Michael Murray

Sarnia


Paralympian Priscilla Gagné a true role modal

Sir: Thank you for the front-page photo and story about Priscilla Gagné in the Sept. 16 edition of The Journal.

For our family, her success at the Paralympic Games in Tokyo and being named Canadian flag-bearer for the closing ceremonies was a welcome pause to cheer and celebrate the positive during these challenging times.

We first met Priscilla when she was about four years old. They were neighbours and our daughter Margaret babysat her.

I have happy memories of a feisty young lady marching up and down the sidewalk in her mother’s cowboy boots and singing Shania Twain songs.

I’m hoping when things settle down Priscilla can be invited to visit Queen Elizabeth II School, which my grandchildren attend. She is a prime example to others of how to overcome challenges through resilience.

Congratulation to Priscilla for all of her hard work, and to all those who supported her.

Mary Ettinger

Sarnia


A right is limited when it harms others

Sir: Regarding Greg Hamilton’s letter of Sept. 16, “No, to mandatory vaccines.”

I totally disagree. To claim the COVID-19 vaccines have not been fully tested is ridiculous. Hundreds of millions have been vaccinated, and hundreds of thousands have died of the virus.

If someone feels healthy as an ox and doesn’t want to be vaccinated, fine, but stay within the confines of your home.

People don’t have a right to go to a restaurant or any other place and infect others. Their right stops when it can cause others to die.

Marcelo Villanueva Jr.

Sarnia


Will Marilyn Gladu run for Conservative leadership again?

Sir: I am confused and concerned. Weeks prior to the 2021 federal election I asked myself, will Sarnia-Lambton MP Marilyn Gladu in future years continue her efforts to become Leader of the Conservative Party of Canada?

I believe she, like her provincial counterpart Bob Bailey, is a good constituent advocate. Unfortunately, as I interpret the Oct. 7 news article “Vote Split,” she does not believe in countrywide democracy.

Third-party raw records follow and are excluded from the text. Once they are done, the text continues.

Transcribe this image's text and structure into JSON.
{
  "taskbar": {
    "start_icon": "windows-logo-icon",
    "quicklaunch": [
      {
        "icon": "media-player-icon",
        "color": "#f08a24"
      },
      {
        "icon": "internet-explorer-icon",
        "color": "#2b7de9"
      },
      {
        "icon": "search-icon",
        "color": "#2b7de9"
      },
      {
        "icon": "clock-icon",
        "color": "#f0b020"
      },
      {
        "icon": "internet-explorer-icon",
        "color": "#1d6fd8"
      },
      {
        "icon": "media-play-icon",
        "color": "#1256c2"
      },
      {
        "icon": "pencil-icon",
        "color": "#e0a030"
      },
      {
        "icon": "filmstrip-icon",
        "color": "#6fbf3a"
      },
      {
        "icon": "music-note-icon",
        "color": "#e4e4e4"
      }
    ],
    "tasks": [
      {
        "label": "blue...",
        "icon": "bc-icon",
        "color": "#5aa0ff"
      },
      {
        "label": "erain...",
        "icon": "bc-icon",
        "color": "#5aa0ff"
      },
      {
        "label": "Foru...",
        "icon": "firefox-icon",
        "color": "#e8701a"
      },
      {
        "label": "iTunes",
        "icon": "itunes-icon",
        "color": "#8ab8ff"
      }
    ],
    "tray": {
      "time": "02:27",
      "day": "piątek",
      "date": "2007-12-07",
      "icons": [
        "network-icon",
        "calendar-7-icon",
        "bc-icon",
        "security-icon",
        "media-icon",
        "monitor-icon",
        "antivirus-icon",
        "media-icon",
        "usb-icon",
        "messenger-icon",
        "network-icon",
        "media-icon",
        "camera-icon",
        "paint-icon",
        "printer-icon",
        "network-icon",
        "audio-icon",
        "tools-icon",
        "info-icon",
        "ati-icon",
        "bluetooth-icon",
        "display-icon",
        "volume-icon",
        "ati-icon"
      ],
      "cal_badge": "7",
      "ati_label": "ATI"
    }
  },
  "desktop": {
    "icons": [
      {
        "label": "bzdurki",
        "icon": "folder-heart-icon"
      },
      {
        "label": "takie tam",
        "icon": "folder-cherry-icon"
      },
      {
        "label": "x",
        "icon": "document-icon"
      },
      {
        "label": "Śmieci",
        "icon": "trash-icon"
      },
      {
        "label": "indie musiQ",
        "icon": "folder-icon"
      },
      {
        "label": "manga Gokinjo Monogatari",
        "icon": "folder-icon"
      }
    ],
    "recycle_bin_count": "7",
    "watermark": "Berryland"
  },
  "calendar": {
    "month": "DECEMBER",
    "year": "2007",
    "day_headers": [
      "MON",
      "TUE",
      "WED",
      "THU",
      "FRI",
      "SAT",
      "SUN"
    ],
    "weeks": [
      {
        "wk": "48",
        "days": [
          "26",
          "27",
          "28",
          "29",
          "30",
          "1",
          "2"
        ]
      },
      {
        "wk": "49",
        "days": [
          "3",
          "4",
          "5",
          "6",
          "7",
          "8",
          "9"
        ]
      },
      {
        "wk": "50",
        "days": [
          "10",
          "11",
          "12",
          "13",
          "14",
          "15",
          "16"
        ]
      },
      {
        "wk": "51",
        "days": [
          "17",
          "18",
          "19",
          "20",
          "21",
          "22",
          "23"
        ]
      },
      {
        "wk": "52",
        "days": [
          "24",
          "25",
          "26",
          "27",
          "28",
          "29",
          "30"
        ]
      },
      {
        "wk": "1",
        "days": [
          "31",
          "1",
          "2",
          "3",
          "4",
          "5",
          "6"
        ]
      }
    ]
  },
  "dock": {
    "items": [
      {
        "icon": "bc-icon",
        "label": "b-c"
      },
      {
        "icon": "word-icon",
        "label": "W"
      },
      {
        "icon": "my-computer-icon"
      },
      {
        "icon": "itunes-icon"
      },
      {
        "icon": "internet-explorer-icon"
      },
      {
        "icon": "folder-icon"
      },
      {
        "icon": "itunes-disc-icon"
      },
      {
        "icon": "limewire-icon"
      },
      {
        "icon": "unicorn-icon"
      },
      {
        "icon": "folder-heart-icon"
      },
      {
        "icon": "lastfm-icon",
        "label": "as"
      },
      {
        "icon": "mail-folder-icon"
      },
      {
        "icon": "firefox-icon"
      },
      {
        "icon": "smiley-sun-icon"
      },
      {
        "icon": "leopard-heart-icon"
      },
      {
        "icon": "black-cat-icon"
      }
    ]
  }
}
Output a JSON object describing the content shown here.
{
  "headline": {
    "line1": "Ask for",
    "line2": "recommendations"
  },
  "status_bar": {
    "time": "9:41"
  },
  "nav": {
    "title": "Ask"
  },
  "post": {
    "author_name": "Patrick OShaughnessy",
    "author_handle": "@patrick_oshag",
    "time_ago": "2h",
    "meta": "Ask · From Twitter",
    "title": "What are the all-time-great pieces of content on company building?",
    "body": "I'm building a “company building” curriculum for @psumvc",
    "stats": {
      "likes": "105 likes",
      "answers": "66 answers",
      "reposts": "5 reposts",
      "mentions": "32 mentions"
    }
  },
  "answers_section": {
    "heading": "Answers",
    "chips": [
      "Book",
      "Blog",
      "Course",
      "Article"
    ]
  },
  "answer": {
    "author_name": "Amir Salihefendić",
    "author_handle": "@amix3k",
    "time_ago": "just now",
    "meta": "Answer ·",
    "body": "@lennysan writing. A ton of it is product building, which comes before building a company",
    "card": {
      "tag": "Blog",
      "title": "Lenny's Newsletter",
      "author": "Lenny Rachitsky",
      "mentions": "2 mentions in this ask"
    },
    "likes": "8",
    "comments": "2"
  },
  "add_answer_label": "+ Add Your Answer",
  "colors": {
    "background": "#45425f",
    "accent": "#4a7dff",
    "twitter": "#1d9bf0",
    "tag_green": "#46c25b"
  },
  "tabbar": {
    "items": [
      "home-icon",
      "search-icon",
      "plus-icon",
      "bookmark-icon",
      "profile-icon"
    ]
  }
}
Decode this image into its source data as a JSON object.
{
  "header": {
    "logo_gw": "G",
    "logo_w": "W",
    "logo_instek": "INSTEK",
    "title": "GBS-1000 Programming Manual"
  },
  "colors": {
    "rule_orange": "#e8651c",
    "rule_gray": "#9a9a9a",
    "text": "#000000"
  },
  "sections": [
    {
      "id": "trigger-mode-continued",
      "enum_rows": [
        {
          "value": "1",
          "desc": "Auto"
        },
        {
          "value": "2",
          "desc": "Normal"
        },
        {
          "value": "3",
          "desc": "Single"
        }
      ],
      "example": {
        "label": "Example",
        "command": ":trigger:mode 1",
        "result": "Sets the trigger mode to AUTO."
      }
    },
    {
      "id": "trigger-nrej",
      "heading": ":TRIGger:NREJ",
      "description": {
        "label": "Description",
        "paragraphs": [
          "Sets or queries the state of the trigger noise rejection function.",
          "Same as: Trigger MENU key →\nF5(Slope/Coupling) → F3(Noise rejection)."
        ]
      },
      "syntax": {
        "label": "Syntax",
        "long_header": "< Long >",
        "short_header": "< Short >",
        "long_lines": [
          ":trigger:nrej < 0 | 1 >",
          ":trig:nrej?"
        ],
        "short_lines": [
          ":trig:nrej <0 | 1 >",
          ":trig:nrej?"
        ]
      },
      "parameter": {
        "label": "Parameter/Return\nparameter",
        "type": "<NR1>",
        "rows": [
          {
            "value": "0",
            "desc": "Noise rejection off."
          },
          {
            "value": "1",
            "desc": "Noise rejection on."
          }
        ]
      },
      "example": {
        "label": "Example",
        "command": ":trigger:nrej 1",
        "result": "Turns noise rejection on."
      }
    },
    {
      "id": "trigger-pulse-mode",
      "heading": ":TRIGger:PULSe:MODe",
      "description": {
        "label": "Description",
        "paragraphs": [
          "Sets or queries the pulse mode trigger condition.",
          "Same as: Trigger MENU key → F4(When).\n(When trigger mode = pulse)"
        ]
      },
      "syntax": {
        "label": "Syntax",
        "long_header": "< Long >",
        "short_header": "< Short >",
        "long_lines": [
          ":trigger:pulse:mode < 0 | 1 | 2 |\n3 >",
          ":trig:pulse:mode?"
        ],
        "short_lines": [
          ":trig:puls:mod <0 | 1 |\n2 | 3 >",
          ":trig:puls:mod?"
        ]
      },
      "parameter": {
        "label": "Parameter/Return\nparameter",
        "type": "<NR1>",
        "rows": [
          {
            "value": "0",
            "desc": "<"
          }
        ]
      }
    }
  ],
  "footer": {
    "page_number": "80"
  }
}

My belief is people are entitled to vote for the candidate of their personal choice. Vote splitting is what it is, a tally of all votes counted by duly appointed officials.

We learn about political parties and where they and their candidates stand on issues. Voters must then decide for whom they will vote.

Why do voters continue to be persuaded to cast their ballots strictly along party lines?

Marilyn Gladu has every right to feel entitled to contend again for the Conservative Party leadership.

It seemed to me very questionable how the committee in March of 2020 suspended her nomination efforts. The committee never released any information or its reasons as to why she and others running for the position were stopped in their tracks.

I feel Marilyn would run again if the procedures were done fairly.

Democracy depends on freedom of choice. As voters, please examine personal views and party stances. Don’t be entirely swayed by false and/or irrational ads and media news.

Harry Patrick Day

Sarnia